Just as snowbirds flock to warmer climes when winter settles in, wild creatures seek out weather that suits them.
Just as snowbirds flock to warmer climes when winter settles in, wild creatures seek out weather that suits them. But a changing climate is moving that comfort zone for many animals, including disease-carrying mosquitoes that kill about 1 million people a year.
Stanford biologist Erin Mordecaiand her colleagues have made startling forecasts of how climate change will alter where mosquito species are most comfortable and how quickly they spread disease, shifting the burden of disease around the world. A major takeaway: wealthy, developed countries such as the United States are not immune.
“It’s coming for you,” Mordecai said. “If the climate is becoming more optimal for transmission, it’s going to become harder and harder to do mosquito control.”
Mosquitoes and other biting insects transmit many of the most important, devastating and neglected human infectious diseases, including malaria, dengue fever, chikungunya and West Nile virus. Economic development and cooler temperatures have largely kept mosquito-borne diseases out of wealthier Northern Hemisphere countries, but climate change promises to tip the scales in the other direction.
Read more at Stanford University

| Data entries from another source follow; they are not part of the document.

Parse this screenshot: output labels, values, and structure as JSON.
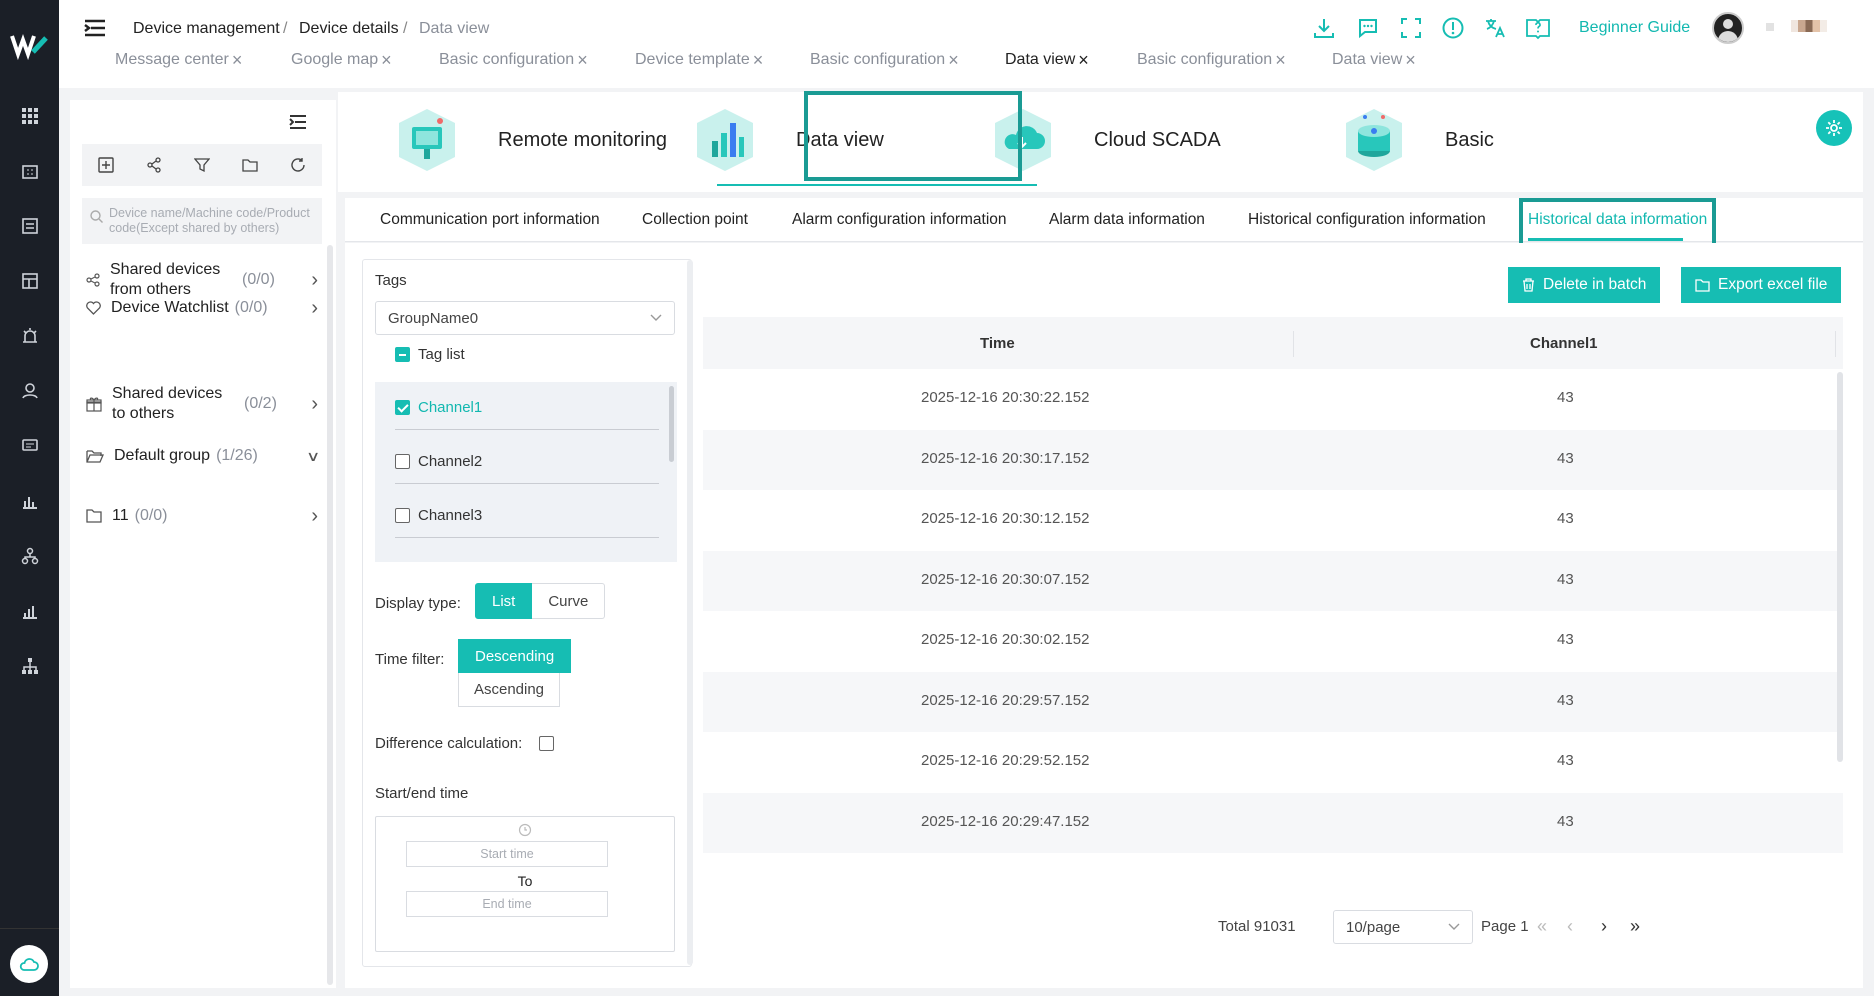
{
  "header": {
    "breadcrumb": [
      "Device management",
      "Device details",
      "Data view"
    ],
    "tabs": [
      "Message center",
      "Google map",
      "Basic configuration",
      "Device template",
      "Basic configuration",
      "Data view",
      "Basic configuration",
      "Data view"
    ],
    "active_tab": "Data view",
    "guide": "Beginner Guide",
    "icons": [
      "download-icon",
      "chat-icon",
      "fullscreen-icon",
      "info-icon",
      "translate-icon",
      "help-book-icon"
    ]
  },
  "rail": {
    "icons": [
      "apps-grid-icon",
      "building-icon",
      "list-icon",
      "dashboard-icon",
      "alarm-icon",
      "user-icon",
      "message-icon",
      "chart-icon",
      "org-icon",
      "stats-icon",
      "network-icon",
      "cloud-icon"
    ]
  },
  "device_panel": {
    "search_placeholder": "Device name/Machine code/Product code(Except shared by others)",
    "items": [
      {
        "label": "Shared devices from others",
        "count": "(0/0)"
      },
      {
        "label": "Device Watchlist",
        "count": "(0/0)"
      },
      {
        "label": "Shared devices to others",
        "count": "(0/2)"
      },
      {
        "label": "Default group",
        "count": "(1/26)"
      },
      {
        "label": "11",
        "count": "(0/0)"
      }
    ]
  },
  "apps": [
    "Remote monitoring",
    "Data view",
    "Cloud SCADA",
    "Basic"
  ],
  "subtabs": [
    "Communication port information",
    "Collection point",
    "Alarm configuration information",
    "Alarm data information",
    "Historical configuration information",
    "Historical data information"
  ],
  "filter": {
    "tags_label": "Tags",
    "group": "GroupName0",
    "tag_list_label": "Tag list",
    "channels": [
      "Channel1",
      "Channel2",
      "Channel3"
    ],
    "display_type_label": "Display type:",
    "display_options": [
      "List",
      "Curve"
    ],
    "time_filter_label": "Time filter:",
    "time_options": [
      "Descending",
      "Ascending"
    ],
    "difference_label": "Difference calculation:",
    "start_end_label": "Start/end time",
    "start_placeholder": "Start time",
    "to": "To",
    "end_placeholder": "End time"
  },
  "actions": {
    "delete": "Delete in batch",
    "export": "Export excel file"
  },
  "table": {
    "columns": [
      "Time",
      "Channel1"
    ],
    "rows": [
      [
        "2025-12-16 20:30:22.152",
        "43"
      ],
      [
        "2025-12-16 20:30:17.152",
        "43"
      ],
      [
        "2025-12-16 20:30:12.152",
        "43"
      ],
      [
        "2025-12-16 20:30:07.152",
        "43"
      ],
      [
        "2025-12-16 20:30:02.152",
        "43"
      ],
      [
        "2025-12-16 20:29:57.152",
        "43"
      ],
      [
        "2025-12-16 20:29:52.152",
        "43"
      ],
      [
        "2025-12-16 20:29:47.152",
        "43"
      ]
    ]
  },
  "pagination": {
    "total": "Total 91031",
    "page_size": "10/page",
    "page": "Page 1"
  },
  "colors": {
    "accent": "#16bdb3",
    "highlight_border": "#1a9b94",
    "rail": "#1b1f27"
  }
}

Image: Current worldwide distribution of the mosquito Aaedes aegypti – which can spread dengue fever, Zika virus, chikunyunga and yellow fever – by duration of time in each region. (Image credit: Sadie Ryan)